What is being asked: Restate the data word for word. Leave the pictures out.

━━━━

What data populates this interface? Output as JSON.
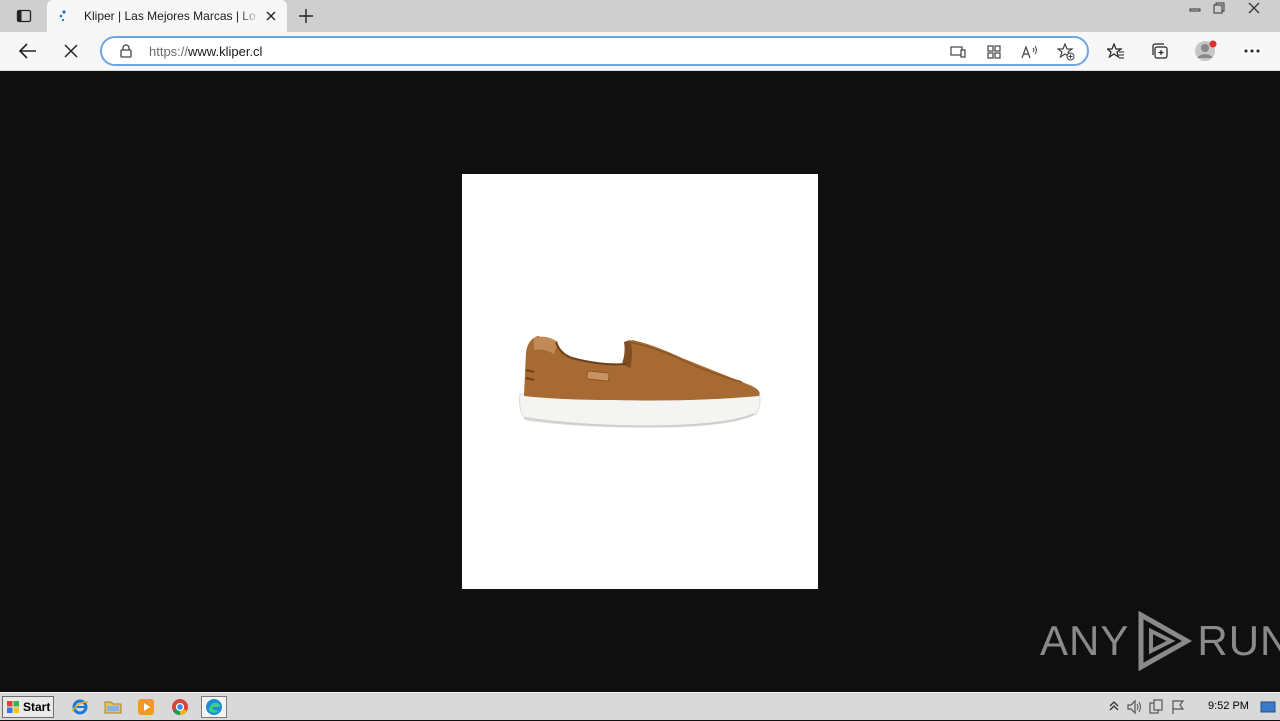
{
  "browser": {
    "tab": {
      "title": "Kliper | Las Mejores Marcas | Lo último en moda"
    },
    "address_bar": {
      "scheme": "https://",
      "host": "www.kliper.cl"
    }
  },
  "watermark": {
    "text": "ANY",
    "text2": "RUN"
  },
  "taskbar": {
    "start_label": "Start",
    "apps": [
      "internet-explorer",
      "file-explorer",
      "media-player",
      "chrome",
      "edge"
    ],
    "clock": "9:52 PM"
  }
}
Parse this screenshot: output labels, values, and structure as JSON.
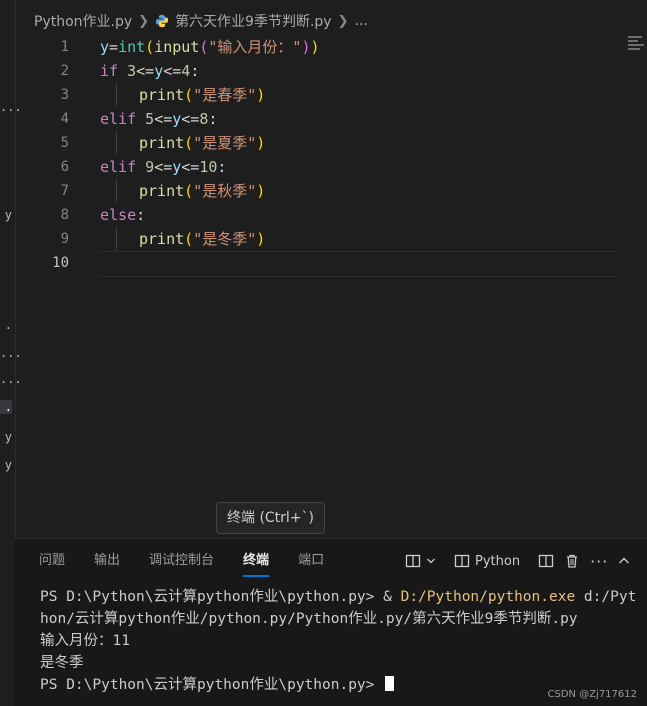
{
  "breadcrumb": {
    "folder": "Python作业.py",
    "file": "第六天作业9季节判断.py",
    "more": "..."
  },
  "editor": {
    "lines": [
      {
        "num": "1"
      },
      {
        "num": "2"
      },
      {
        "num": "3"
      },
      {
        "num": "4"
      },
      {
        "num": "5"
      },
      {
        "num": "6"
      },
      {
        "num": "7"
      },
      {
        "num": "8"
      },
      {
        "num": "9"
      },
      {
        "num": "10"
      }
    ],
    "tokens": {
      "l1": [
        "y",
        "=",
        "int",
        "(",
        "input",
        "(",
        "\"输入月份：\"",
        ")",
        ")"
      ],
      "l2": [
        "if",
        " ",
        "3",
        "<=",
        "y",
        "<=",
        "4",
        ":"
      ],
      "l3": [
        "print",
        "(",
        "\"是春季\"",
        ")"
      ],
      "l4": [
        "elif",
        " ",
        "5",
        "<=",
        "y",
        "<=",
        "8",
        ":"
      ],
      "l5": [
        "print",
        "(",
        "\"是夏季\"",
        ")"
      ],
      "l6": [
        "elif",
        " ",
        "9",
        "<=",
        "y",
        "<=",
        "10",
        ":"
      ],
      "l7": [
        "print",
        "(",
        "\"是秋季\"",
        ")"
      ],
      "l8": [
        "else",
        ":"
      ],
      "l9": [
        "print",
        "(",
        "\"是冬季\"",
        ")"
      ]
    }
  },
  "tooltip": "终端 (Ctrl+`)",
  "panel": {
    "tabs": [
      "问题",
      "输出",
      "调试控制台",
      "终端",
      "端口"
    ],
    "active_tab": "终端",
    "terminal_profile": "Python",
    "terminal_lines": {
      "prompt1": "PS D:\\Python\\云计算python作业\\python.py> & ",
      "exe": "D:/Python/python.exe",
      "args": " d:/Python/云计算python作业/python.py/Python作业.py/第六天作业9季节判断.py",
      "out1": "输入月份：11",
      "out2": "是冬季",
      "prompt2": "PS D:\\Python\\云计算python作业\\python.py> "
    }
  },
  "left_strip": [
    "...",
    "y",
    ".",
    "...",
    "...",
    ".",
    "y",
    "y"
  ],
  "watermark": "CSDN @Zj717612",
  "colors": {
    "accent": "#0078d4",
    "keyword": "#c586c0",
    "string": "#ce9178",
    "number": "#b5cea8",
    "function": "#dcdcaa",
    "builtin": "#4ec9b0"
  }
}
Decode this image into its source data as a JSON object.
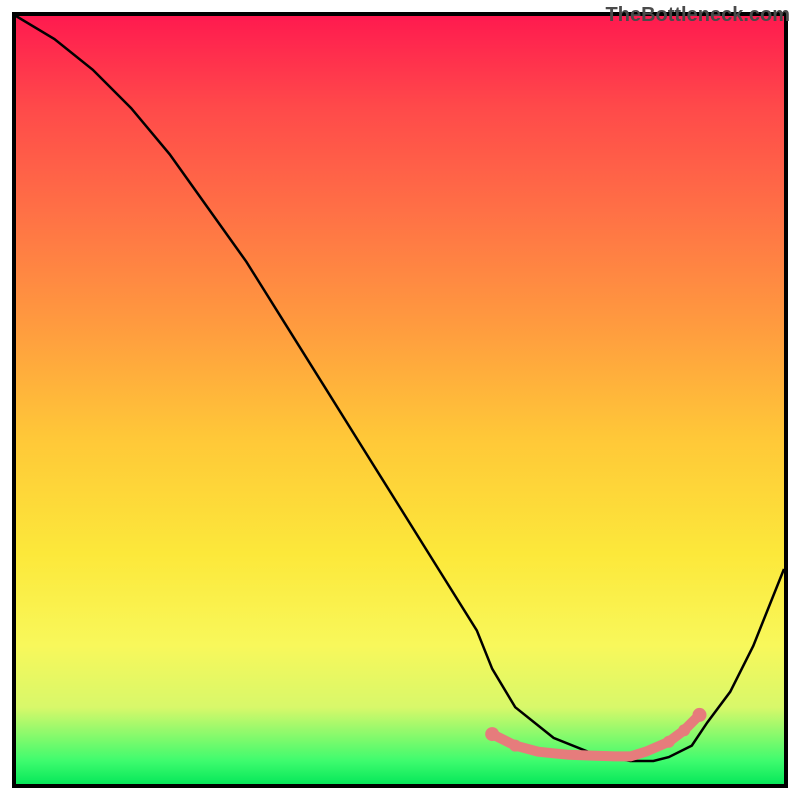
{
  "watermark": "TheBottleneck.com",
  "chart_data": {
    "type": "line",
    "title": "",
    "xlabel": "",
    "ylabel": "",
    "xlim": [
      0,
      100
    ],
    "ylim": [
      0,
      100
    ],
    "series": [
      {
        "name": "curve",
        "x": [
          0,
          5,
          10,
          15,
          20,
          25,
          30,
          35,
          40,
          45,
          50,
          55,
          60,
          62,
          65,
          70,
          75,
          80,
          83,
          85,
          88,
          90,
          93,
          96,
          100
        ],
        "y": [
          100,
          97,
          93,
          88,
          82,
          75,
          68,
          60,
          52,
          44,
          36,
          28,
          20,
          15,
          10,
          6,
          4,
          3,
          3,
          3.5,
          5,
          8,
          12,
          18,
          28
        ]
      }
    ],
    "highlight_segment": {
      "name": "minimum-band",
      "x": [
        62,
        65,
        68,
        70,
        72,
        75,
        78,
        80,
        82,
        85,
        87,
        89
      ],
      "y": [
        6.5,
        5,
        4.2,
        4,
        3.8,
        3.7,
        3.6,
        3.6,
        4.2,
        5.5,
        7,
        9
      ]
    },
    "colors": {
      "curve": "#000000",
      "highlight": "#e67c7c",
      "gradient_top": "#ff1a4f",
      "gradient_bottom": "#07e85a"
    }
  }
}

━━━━

Result for this task:
What data populates this interface? Output as JSON.
{
  "browser": {
    "tab": {
      "title": "Kliper | Las Mejores Marcas | Lo último en moda"
    },
    "address_bar": {
      "scheme": "https://",
      "host": "www.kliper.cl"
    }
  },
  "watermark": {
    "text": "ANY",
    "text2": "RUN"
  },
  "taskbar": {
    "start_label": "Start",
    "apps": [
      "internet-explorer",
      "file-explorer",
      "media-player",
      "chrome",
      "edge"
    ],
    "clock": "9:52 PM"
  }
}
Parse this screenshot: output labels, values, and structure as JSON.
{
  "breadcrumb": {
    "folder": "Python作业.py",
    "file": "第六天作业9季节判断.py",
    "more": "..."
  },
  "editor": {
    "lines": [
      {
        "num": "1"
      },
      {
        "num": "2"
      },
      {
        "num": "3"
      },
      {
        "num": "4"
      },
      {
        "num": "5"
      },
      {
        "num": "6"
      },
      {
        "num": "7"
      },
      {
        "num": "8"
      },
      {
        "num": "9"
      },
      {
        "num": "10"
      }
    ],
    "tokens": {
      "l1": [
        "y",
        "=",
        "int",
        "(",
        "input",
        "(",
        "\"输入月份：\"",
        ")",
        ")"
      ],
      "l2": [
        "if",
        " ",
        "3",
        "<=",
        "y",
        "<=",
        "4",
        ":"
      ],
      "l3": [
        "print",
        "(",
        "\"是春季\"",
        ")"
      ],
      "l4": [
        "elif",
        " ",
        "5",
        "<=",
        "y",
        "<=",
        "8",
        ":"
      ],
      "l5": [
        "print",
        "(",
        "\"是夏季\"",
        ")"
      ],
      "l6": [
        "elif",
        " ",
        "9",
        "<=",
        "y",
        "<=",
        "10",
        ":"
      ],
      "l7": [
        "print",
        "(",
        "\"是秋季\"",
        ")"
      ],
      "l8": [
        "else",
        ":"
      ],
      "l9": [
        "print",
        "(",
        "\"是冬季\"",
        ")"
      ]
    }
  },
  "tooltip": "终端 (Ctrl+`)",
  "panel": {
    "tabs": [
      "问题",
      "输出",
      "调试控制台",
      "终端",
      "端口"
    ],
    "active_tab": "终端",
    "terminal_profile": "Python",
    "terminal_lines": {
      "prompt1": "PS D:\\Python\\云计算python作业\\python.py> & ",
      "exe": "D:/Python/python.exe",
      "args": " d:/Python/云计算python作业/python.py/Python作业.py/第六天作业9季节判断.py",
      "out1": "输入月份：11",
      "out2": "是冬季",
      "prompt2": "PS D:\\Python\\云计算python作业\\python.py> "
    }
  },
  "left_strip": [
    "...",
    "y",
    ".",
    "...",
    "...",
    ".",
    "y",
    "y"
  ],
  "watermark": "CSDN @Zj717612",
  "colors": {
    "accent": "#0078d4",
    "keyword": "#c586c0",
    "string": "#ce9178",
    "number": "#b5cea8",
    "function": "#dcdcaa",
    "builtin": "#4ec9b0"
  }
}
Decode this image into its source data as a JSON object.
{
  "watermark": "TheBottleneck.com",
  "chart_data": {
    "type": "line",
    "title": "",
    "xlabel": "",
    "ylabel": "",
    "xlim": [
      0,
      100
    ],
    "ylim": [
      0,
      100
    ],
    "series": [
      {
        "name": "curve",
        "x": [
          0,
          5,
          10,
          15,
          20,
          25,
          30,
          35,
          40,
          45,
          50,
          55,
          60,
          62,
          65,
          70,
          75,
          80,
          83,
          85,
          88,
          90,
          93,
          96,
          100
        ],
        "y": [
          100,
          97,
          93,
          88,
          82,
          75,
          68,
          60,
          52,
          44,
          36,
          28,
          20,
          15,
          10,
          6,
          4,
          3,
          3,
          3.5,
          5,
          8,
          12,
          18,
          28
        ]
      }
    ],
    "highlight_segment": {
      "name": "minimum-band",
      "x": [
        62,
        65,
        68,
        70,
        72,
        75,
        78,
        80,
        82,
        85,
        87,
        89
      ],
      "y": [
        6.5,
        5,
        4.2,
        4,
        3.8,
        3.7,
        3.6,
        3.6,
        4.2,
        5.5,
        7,
        9
      ]
    },
    "colors": {
      "curve": "#000000",
      "highlight": "#e67c7c",
      "gradient_top": "#ff1a4f",
      "gradient_bottom": "#07e85a"
    }
  }
}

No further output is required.